Cardiovascular (CV) risk assessment is not easy in chronic kidney disease (CKD) patients. Age, male sex, race, family history of CV disease, smoking status and diabetes should be considered as CV risk factors as the general population. It is also accepted that hypertension (HTN) is associated with the greater risk of CV complications in this population. However, there are some concerns in this issue.
First, supporting evidence for specific blood pressure (BP) targets in CKD is scarce. Many observational studies reported a J-shaped association between BP level and CV mortality unlike a linear association in the general population. Only few randomized trials (the MDRD, AASK, REIN-2 etc.) were conducted to draw conclusion about different BP targets and outcomes in CKD patients. Even in them, primary outcomes were focused on renal outcomes, and none of them had sufficient power to evaluate CV outcomes. In the last year, the Systolic Blood Pressure Intervention Trial (SPRINT) was reported, which partly included CKD patients with estimated glomerular filtration rate of 20 to less than 60 ml/min/1.73m2. Intensive BP treatment to systolic BP <120 mmHg led to a statistically significant 25% reduction in the composite CV outcome compared with standard BP treatment to systolic BP <140 mmHg. There was no interaction between treatment and CKD subgroup. In SPRINT, however, only 28% subjects had CKD and diabetic CKD patients were excluded. It is questionable whether its results could be safely applied to all CKD patients. Second, proteinuria level could modify the association between BP level and CV outcome. Until the late 2000 s, major guidelines recommended that the target BP was less than 130/80 mmHg in all CKD patients. However, recent randomized trials have been repeatedly failed to show the definite benefit of target BP below 130/80 mmHg in diabetic or non-diabetic CKD patients. Now, the lower target BP is recommended only for CKD patients with urinary albumin excretion >30 mg/day (or albumin/creatinine ratio >30 mg/g). Third, BP level may be influenced by measurement methods more largely in CKD patients than non-CKD patients. White coat effect as well as masked HTN are common in this population. Excessive reduction of BP only based on office BP could result in adverse events such as renal and cerebral ischemia.
Contrary to the general population, evidence supporting a linkage between obesity and CV outcomes is weak in CKD patients. Observational studies showed a relatively lower risk of death in patients with higher body mass index, so-called ’obesity paradox’. Beyond traditional risk factors, many non-traditional risk factors for CV disease have been suggested in CKD patients.
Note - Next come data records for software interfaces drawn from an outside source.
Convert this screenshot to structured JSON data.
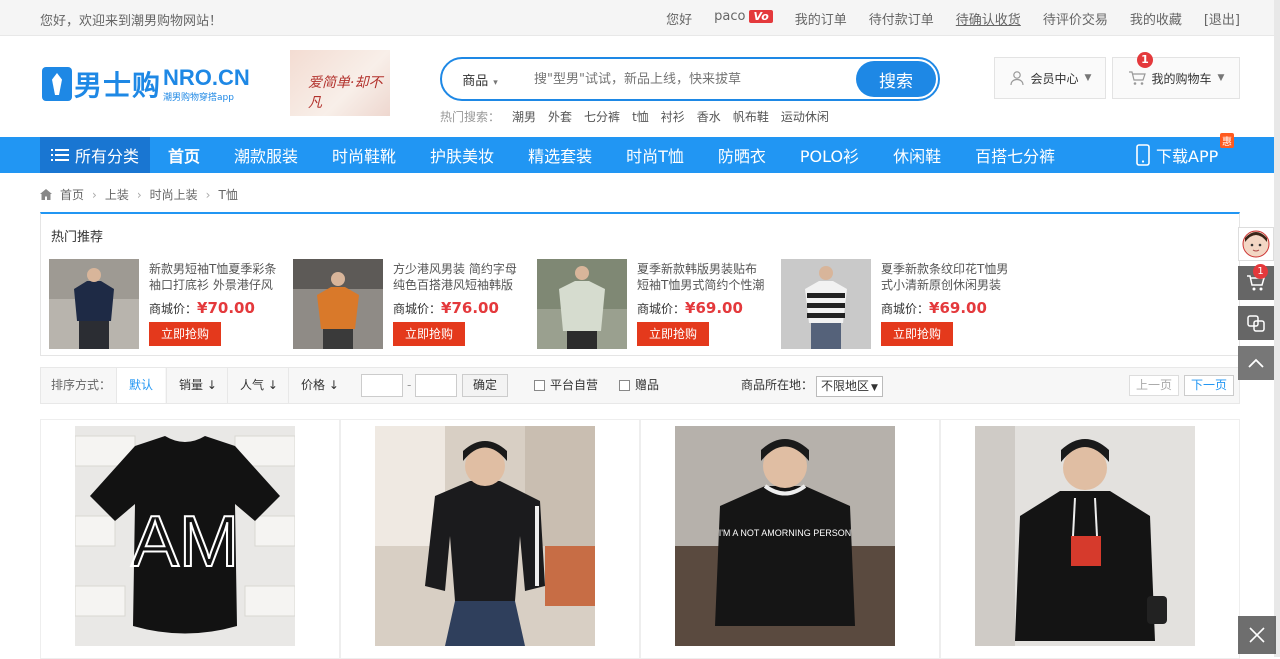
{
  "topbar": {
    "welcome": "您好，欢迎来到潮男购物网站！",
    "hello": "您好",
    "username": "paco",
    "vip_badge": "Vo",
    "my_orders": "我的订单",
    "pending_payment": "待付款订单",
    "pending_receipt": "待确认收货",
    "pending_review": "待评价交易",
    "favorites": "我的收藏",
    "logout": "[退出]"
  },
  "logo": {
    "cn": "男士购",
    "en": "NRO.CN",
    "slogan": "潮男购物穿搭app"
  },
  "promo": {
    "text": "爱简单·却不凡"
  },
  "search": {
    "category": "商品",
    "placeholder": "搜\"型男\"试试，新品上线，快来拔草",
    "button": "搜索",
    "hot_label": "热门搜索：",
    "hot_terms": [
      "潮男",
      "外套",
      "七分裤",
      "t恤",
      "衬衫",
      "香水",
      "帆布鞋",
      "运动休闲"
    ]
  },
  "member": {
    "label": "会员中心"
  },
  "cart": {
    "label": "我的购物车",
    "count": "1"
  },
  "nav": {
    "all_categories": "所有分类",
    "items": [
      "首页",
      "潮款服装",
      "时尚鞋靴",
      "护肤美妆",
      "精选套装",
      "时尚T恤",
      "防晒衣",
      "POLO衫",
      "休闲鞋",
      "百搭七分裤"
    ],
    "download_app": "下载APP",
    "hui": "惠"
  },
  "breadcrumb": [
    "首页",
    "上装",
    "时尚上装",
    "T恤"
  ],
  "recommend": {
    "title": "热门推荐",
    "price_label": "商城价：",
    "buy_label": "立即抢购",
    "items": [
      {
        "name": "新款男短袖T恤夏季彩条袖口打底衫 外景港仔风",
        "price": "¥70.00"
      },
      {
        "name": "方少港风男装 简约字母纯色百搭港风短袖韩版",
        "price": "¥76.00"
      },
      {
        "name": "夏季新款韩版男装贴布短袖T恤男式简约个性潮",
        "price": "¥69.00"
      },
      {
        "name": "夏季新款条纹印花T恤男式小清新原创休闲男装",
        "price": "¥69.00"
      }
    ]
  },
  "sort": {
    "label": "排序方式：",
    "default": "默认",
    "sales": "销量",
    "popularity": "人气",
    "price": "价格",
    "price_from": "",
    "price_to": "",
    "confirm": "确定",
    "self_operated": "平台自营",
    "gift": "赠品",
    "location_label": "商品所在地：",
    "location_value": "不限地区",
    "prev": "上一页",
    "next": "下一页"
  },
  "products": [
    {
      "print": "AM"
    },
    {
      "print": ""
    },
    {
      "print": "I'M A NOT AMORNING PERSON"
    },
    {
      "print": ""
    }
  ],
  "colors": {
    "accent": "#2196f3",
    "price_red": "#e4393c",
    "buy_red": "#e4391c"
  }
}
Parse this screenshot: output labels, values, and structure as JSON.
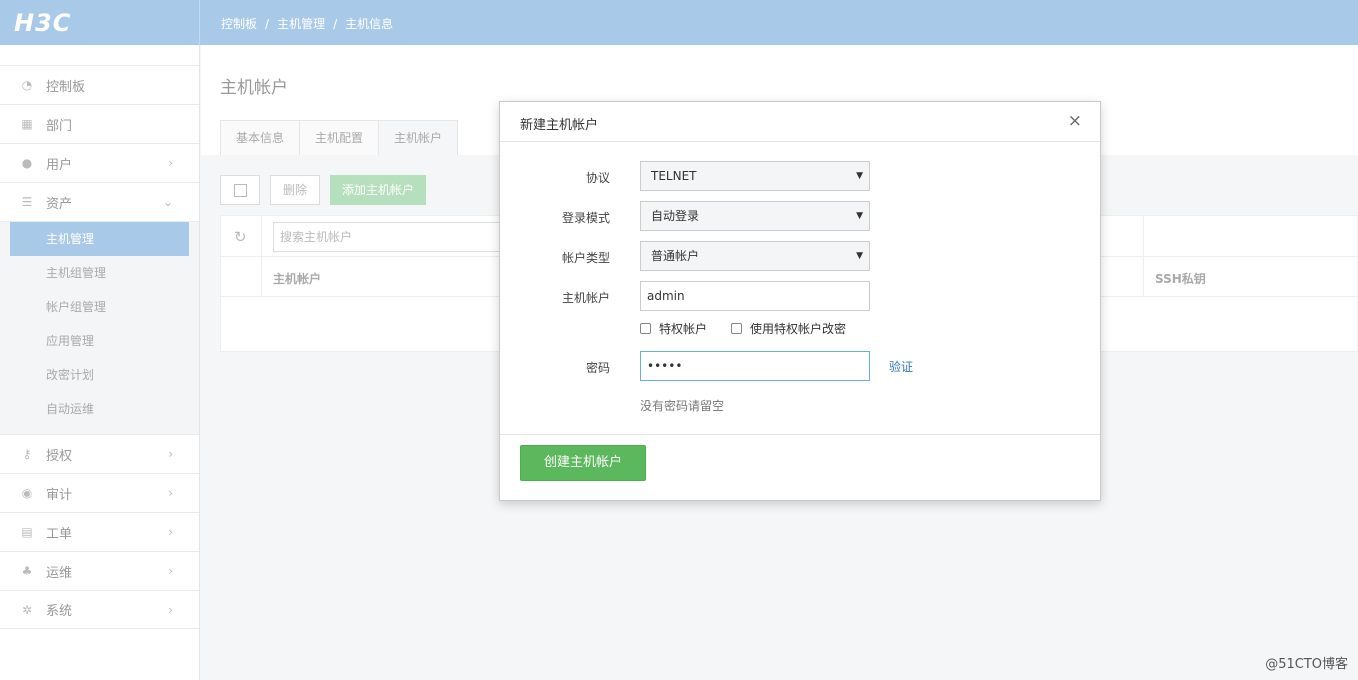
{
  "header": {
    "logo": "H3C",
    "breadcrumb": [
      "控制板",
      "主机管理",
      "主机信息"
    ]
  },
  "sidebar": {
    "items": [
      {
        "label": "控制板",
        "icon": "dashboard-icon",
        "chevron": false
      },
      {
        "label": "部门",
        "icon": "grid-icon",
        "chevron": false
      },
      {
        "label": "用户",
        "icon": "user-icon",
        "chevron": true
      },
      {
        "label": "资产",
        "icon": "server-icon",
        "chevron": true,
        "expanded": true
      }
    ],
    "submenu": [
      {
        "label": "主机管理",
        "active": true
      },
      {
        "label": "主机组管理"
      },
      {
        "label": "帐户组管理"
      },
      {
        "label": "应用管理"
      },
      {
        "label": "改密计划"
      },
      {
        "label": "自动运维"
      }
    ],
    "items_after": [
      {
        "label": "授权",
        "icon": "key-icon"
      },
      {
        "label": "审计",
        "icon": "eye-icon"
      },
      {
        "label": "工单",
        "icon": "file-icon"
      },
      {
        "label": "运维",
        "icon": "sitemap-icon"
      },
      {
        "label": "系统",
        "icon": "gear-icon"
      }
    ]
  },
  "main": {
    "title": "主机帐户",
    "tabs": [
      "基本信息",
      "主机配置",
      "主机帐户"
    ],
    "toolbar": {
      "delete_label": "删除",
      "add_label": "添加主机帐户"
    },
    "search_placeholder": "搜索主机帐户",
    "columns": [
      "主机帐户",
      "SSH私钥"
    ]
  },
  "modal": {
    "title": "新建主机帐户",
    "close": "×",
    "fields": {
      "protocol_label": "协议",
      "protocol_value": "TELNET",
      "login_mode_label": "登录模式",
      "login_mode_value": "自动登录",
      "account_type_label": "帐户类型",
      "account_type_value": "普通帐户",
      "host_account_label": "主机帐户",
      "host_account_value": "admin",
      "privileged_label": "特权帐户",
      "use_privileged_label": "使用特权帐户改密",
      "password_label": "密码",
      "password_value": "•••••",
      "verify_label": "验证",
      "hint": "没有密码请留空"
    },
    "submit_label": "创建主机帐户"
  },
  "watermark": "@51CTO博客",
  "colors": {
    "topbar": "#a9c9e8",
    "primary_button": "#5cb85c",
    "link": "#337ab7"
  }
}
Among them, anemia and mineral bone disease - especially serum phosphate and parathyroid hormone (PTH) levels - were strongly associated with CV outcomes in many observations. Now, treating anemia and controlling serum phosphate and PTH levels are one of the mainstay treatments in the care of CKD patients.